TAs and the Teaching of Writing Across the Curriculum

Guest editors: Tanya K. Rodrigue, Salem State University, and Andrea L. Williams, University of Toronto

Graduate Teaching Assistants (TAs) play a key role in helping students learn how to write in the disciplines. TAs who teach their own courses are responsible for all facets of student learning, including the instruction and assessment of writing. Even when they are not the instructors of record, TAs are often the official or unofficial writing instructor for courses. Undergraduate students rely heavily on TAs to answer questions and provide guidance about their written work. In addition, TAs help students develop critical thinking, reading, and writing skills in recitations, labs, and in face-to-face and online consultations. For all intents and purposes, many TAs across the disciplines are de facto teachers of writing.

Despite the important role many TAs play in teaching writing, relatively little scholarly work discusses their role or potential role in WAC. Most of what we know about disciplinary TAs and the teaching of writing emerges from anecdotal evidence passed along by faculty or TAs at our own institutions, or from talk among colleagues at conferences. However, sustained discussion and research about disciplinary TAs in WAC is essential. With crunched budgets, dwindling faculty positions, and larger class sizes, the number of graduate instructors is rising dramatically. In fact, in some institutions, TAs even outnumber faculty: in 2007, TAs at public research/doctoral granting institutions in the US comprised 41 percent of instructional staff while faculty made up 28.9 percent (US Department of Education Report, 2009). These statistics speak to the growing role TAs are likely playing in disciplinary writing instruction and the critical role they play in achieving the goals of the WAC movement.

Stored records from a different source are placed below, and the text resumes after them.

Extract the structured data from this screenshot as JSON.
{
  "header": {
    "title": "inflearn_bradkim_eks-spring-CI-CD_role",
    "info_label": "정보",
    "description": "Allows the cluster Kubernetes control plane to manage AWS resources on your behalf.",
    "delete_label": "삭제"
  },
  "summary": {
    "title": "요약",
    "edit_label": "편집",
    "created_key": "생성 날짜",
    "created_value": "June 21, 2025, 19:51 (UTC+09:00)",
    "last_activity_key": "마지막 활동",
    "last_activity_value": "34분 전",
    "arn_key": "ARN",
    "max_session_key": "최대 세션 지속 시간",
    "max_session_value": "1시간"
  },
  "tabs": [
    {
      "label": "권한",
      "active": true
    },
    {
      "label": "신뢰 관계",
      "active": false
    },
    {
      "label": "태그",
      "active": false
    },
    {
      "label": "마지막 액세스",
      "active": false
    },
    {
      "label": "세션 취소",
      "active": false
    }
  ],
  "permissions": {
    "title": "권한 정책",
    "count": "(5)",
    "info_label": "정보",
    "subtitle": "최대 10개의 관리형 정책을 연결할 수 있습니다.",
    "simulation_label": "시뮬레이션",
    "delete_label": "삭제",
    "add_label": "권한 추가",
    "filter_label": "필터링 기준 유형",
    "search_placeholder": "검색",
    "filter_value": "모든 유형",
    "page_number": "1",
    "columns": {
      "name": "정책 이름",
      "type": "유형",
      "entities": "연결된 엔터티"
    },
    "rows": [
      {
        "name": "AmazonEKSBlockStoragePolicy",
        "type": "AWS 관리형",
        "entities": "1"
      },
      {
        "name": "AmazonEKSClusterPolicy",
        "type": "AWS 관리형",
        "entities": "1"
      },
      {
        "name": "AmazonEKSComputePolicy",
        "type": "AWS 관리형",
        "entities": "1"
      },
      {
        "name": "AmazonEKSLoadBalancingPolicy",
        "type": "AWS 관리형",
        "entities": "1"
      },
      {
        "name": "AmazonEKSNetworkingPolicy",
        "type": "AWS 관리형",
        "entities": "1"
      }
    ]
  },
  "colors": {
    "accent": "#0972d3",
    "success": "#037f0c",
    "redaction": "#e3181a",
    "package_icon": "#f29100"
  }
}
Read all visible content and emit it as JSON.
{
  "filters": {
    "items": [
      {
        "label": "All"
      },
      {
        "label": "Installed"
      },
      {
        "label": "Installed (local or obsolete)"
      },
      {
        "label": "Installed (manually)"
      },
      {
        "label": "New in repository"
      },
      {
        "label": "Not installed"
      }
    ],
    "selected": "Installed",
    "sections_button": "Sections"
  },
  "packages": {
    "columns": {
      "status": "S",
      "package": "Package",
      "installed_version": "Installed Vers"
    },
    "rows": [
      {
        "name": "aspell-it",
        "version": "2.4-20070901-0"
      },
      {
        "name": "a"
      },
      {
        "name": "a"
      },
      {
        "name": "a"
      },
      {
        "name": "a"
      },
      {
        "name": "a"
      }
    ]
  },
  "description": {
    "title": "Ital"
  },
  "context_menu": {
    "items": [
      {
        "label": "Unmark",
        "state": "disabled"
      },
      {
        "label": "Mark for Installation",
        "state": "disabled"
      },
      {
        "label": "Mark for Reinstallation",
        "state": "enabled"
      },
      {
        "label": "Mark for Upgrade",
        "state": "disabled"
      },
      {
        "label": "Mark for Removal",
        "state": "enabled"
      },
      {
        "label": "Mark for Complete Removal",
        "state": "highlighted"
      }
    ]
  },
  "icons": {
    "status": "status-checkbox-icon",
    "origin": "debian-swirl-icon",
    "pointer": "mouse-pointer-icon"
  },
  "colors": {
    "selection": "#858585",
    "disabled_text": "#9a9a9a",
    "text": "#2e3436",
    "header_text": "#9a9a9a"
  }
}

The guest editors of this issue of ATD invite proposals that explore theoretical, pedagogical, practical, and administrative issues that attend to TAs as writing instructors across the disciplines. We are seeking articles based on qualitative or quantitative research, such as case studies, surveys, ethnographies or narrative inquiry, in local, national or international contexts. Research may document WAC programs with active TA participation on a local, regional, or national scale, describe/critique WAC TA training and professional development programs, or explore the diverse ways in which TAs take on the role of writing instructors in various contexts. We are also open to theoretical and pedagogical pieces that shed light on TAs' disciplinary enculturation, and the effects this enculturation has on the teaching and assessment of writing in WAC programs. The guest editors hope to receive proposals from faculty and TAs that address the various forms of disciplinary graduate student involvement in writing instruction in multiple contexts. Proposals may address questions such as the following:

  • What does a TA writing pedagogy across different disciplines look like, both within and outside of, formal WAC programs, and in local, national, or international settings?
  • What does scholarly research reveal about best practices for building and sustaining WAC programs with TA participants?
  • What are current models of WAC TA professional development and how do these models prepare disciplinary TAs to achieve WAC goals?
  • What does a cross-institutional study reveal about how WAC administrators address TA resistance in training and professional development?
  • How might institutional forces, administration, disciplinary faculty, disciplinary histories, English departments, TA unions/organized labor, or teaching and learning centers play a role in developing or maintaining WAC programs with graduate instructor participants?
  • What factors contribute to how disciplinary TAs identify (or do not identify) themselves as writing instructors? What role does training and development play in this identity formation?
  • How do TAs' own disciplinary writing practices and knowledge prepare them for working with undergraduate student writers? In what ways does this knowledge inform their writing pedagogy?
  • How do TAs involved in writing instruction position themselves as nascent-experts (both in the discipline and as disciplinary writing instructors) when they themselves are still in the process of disciplinary enculturation?
  • In what ways might writing center theory, assessment research, or other theoretical and professional perspectives offer insight into the roles TAs play in WAC programs?

These questions are meant to provide a general direction for articles. Proposals for related topics and issues are most welcome.

Deadline for Proposals: February 15, 2014

Notification of Acceptance: March 15, 2014

Manuscripts Due: August 15, 2014

Publication: Spring 2015

Proposal Format: Please submit a 500-word proposal explaining your topic, the theoretical and/or experiential base on which you will draw, and your plans for the structure of your article. Proposals and manuscripts should follow APA documentation style (with the single exception that ATD includes authors' first names). Send your proposal electronically (in MS Word format) to guest editors Tanya Rodrigue (trodrigue@salemstate.edu) and Andrea Williams (al.williams@utoronto.ca), and also to ATD editor Michael Pemberton (michaelp@georgiasouthern.edu). Please provide full contact information with your submission.